Top of Extracted records

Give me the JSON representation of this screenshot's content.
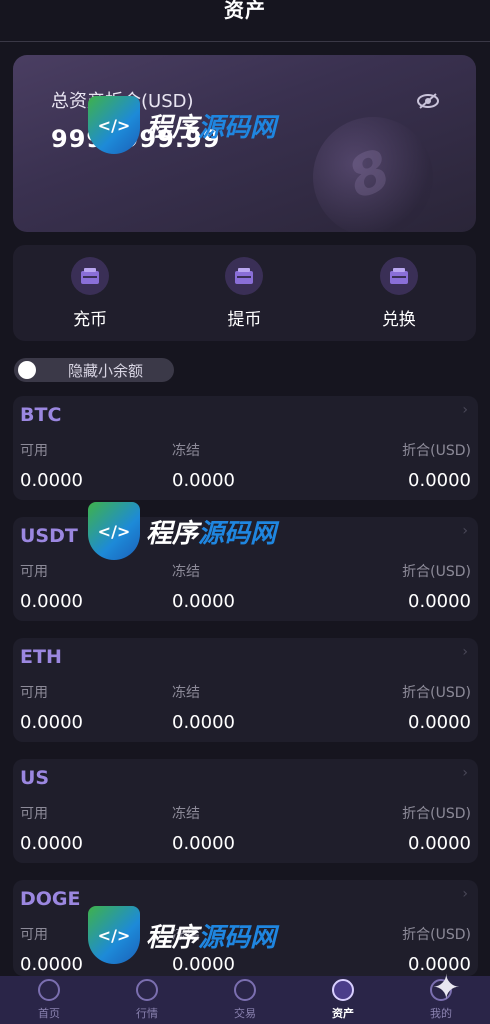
{
  "header": {
    "title": "资产"
  },
  "asset_card": {
    "label": "总资产折合(USD)",
    "value": "9999999.99",
    "eye_icon": "eye-slash-icon"
  },
  "actions": [
    {
      "label": "充币",
      "icon": "wallet-icon"
    },
    {
      "label": "提币",
      "icon": "wallet-icon"
    },
    {
      "label": "兑换",
      "icon": "wallet-icon"
    }
  ],
  "toggle": {
    "label": "隐藏小余额",
    "on": false
  },
  "coins": [
    {
      "name": "BTC",
      "available_label": "可用",
      "frozen_label": "冻结",
      "usd_label": "折合(USD)",
      "available": "0.0000",
      "frozen": "0.0000",
      "usd": "0.0000"
    },
    {
      "name": "USDT",
      "available_label": "可用",
      "frozen_label": "冻结",
      "usd_label": "折合(USD)",
      "available": "0.0000",
      "frozen": "0.0000",
      "usd": "0.0000"
    },
    {
      "name": "ETH",
      "available_label": "可用",
      "frozen_label": "冻结",
      "usd_label": "折合(USD)",
      "available": "0.0000",
      "frozen": "0.0000",
      "usd": "0.0000"
    },
    {
      "name": "US",
      "available_label": "可用",
      "frozen_label": "冻结",
      "usd_label": "折合(USD)",
      "available": "0.0000",
      "frozen": "0.0000",
      "usd": "0.0000"
    },
    {
      "name": "DOGE",
      "available_label": "可用",
      "frozen_label": "冻结",
      "usd_label": "折合(USD)",
      "available": "0.0000",
      "frozen": "0.0000",
      "usd": "0.0000"
    }
  ],
  "tabbar": [
    {
      "label": "首页",
      "icon": "home-icon",
      "active": false
    },
    {
      "label": "行情",
      "icon": "chart-icon",
      "active": false
    },
    {
      "label": "交易",
      "icon": "trade-icon",
      "active": false
    },
    {
      "label": "资产",
      "icon": "wallet-icon",
      "active": true
    },
    {
      "label": "我的",
      "icon": "user-icon",
      "active": false
    }
  ],
  "watermark": {
    "text_a": "程序",
    "text_b": "源码网",
    "shield_text": "</>"
  },
  "colors": {
    "accent": "#9b87e0",
    "tabbar": "#2a2548",
    "background": "#16151f"
  }
}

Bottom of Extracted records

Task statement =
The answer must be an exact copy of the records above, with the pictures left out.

Completed exercise =
Give me the JSON representation of this screenshot's content.
{
  "header": {
    "title": "资产"
  },
  "asset_card": {
    "label": "总资产折合(USD)",
    "value": "9999999.99",
    "eye_icon": "eye-slash-icon"
  },
  "actions": [
    {
      "label": "充币",
      "icon": "wallet-icon"
    },
    {
      "label": "提币",
      "icon": "wallet-icon"
    },
    {
      "label": "兑换",
      "icon": "wallet-icon"
    }
  ],
  "toggle": {
    "label": "隐藏小余额",
    "on": false
  },
  "coins": [
    {
      "name": "BTC",
      "available_label": "可用",
      "frozen_label": "冻结",
      "usd_label": "折合(USD)",
      "available": "0.0000",
      "frozen": "0.0000",
      "usd": "0.0000"
    },
    {
      "name": "USDT",
      "available_label": "可用",
      "frozen_label": "冻结",
      "usd_label": "折合(USD)",
      "available": "0.0000",
      "frozen": "0.0000",
      "usd": "0.0000"
    },
    {
      "name": "ETH",
      "available_label": "可用",
      "frozen_label": "冻结",
      "usd_label": "折合(USD)",
      "available": "0.0000",
      "frozen": "0.0000",
      "usd": "0.0000"
    },
    {
      "name": "US",
      "available_label": "可用",
      "frozen_label": "冻结",
      "usd_label": "折合(USD)",
      "available": "0.0000",
      "frozen": "0.0000",
      "usd": "0.0000"
    },
    {
      "name": "DOGE",
      "available_label": "可用",
      "frozen_label": "冻结",
      "usd_label": "折合(USD)",
      "available": "0.0000",
      "frozen": "0.0000",
      "usd": "0.0000"
    }
  ],
  "tabbar": [
    {
      "label": "首页",
      "icon": "home-icon",
      "active": false
    },
    {
      "label": "行情",
      "icon": "chart-icon",
      "active": false
    },
    {
      "label": "交易",
      "icon": "trade-icon",
      "active": false
    },
    {
      "label": "资产",
      "icon": "wallet-icon",
      "active": true
    },
    {
      "label": "我的",
      "icon": "user-icon",
      "active": false
    }
  ],
  "watermark": {
    "text_a": "程序",
    "text_b": "源码网",
    "shield_text": "</>"
  },
  "colors": {
    "accent": "#9b87e0",
    "tabbar": "#2a2548",
    "background": "#16151f"
  }
}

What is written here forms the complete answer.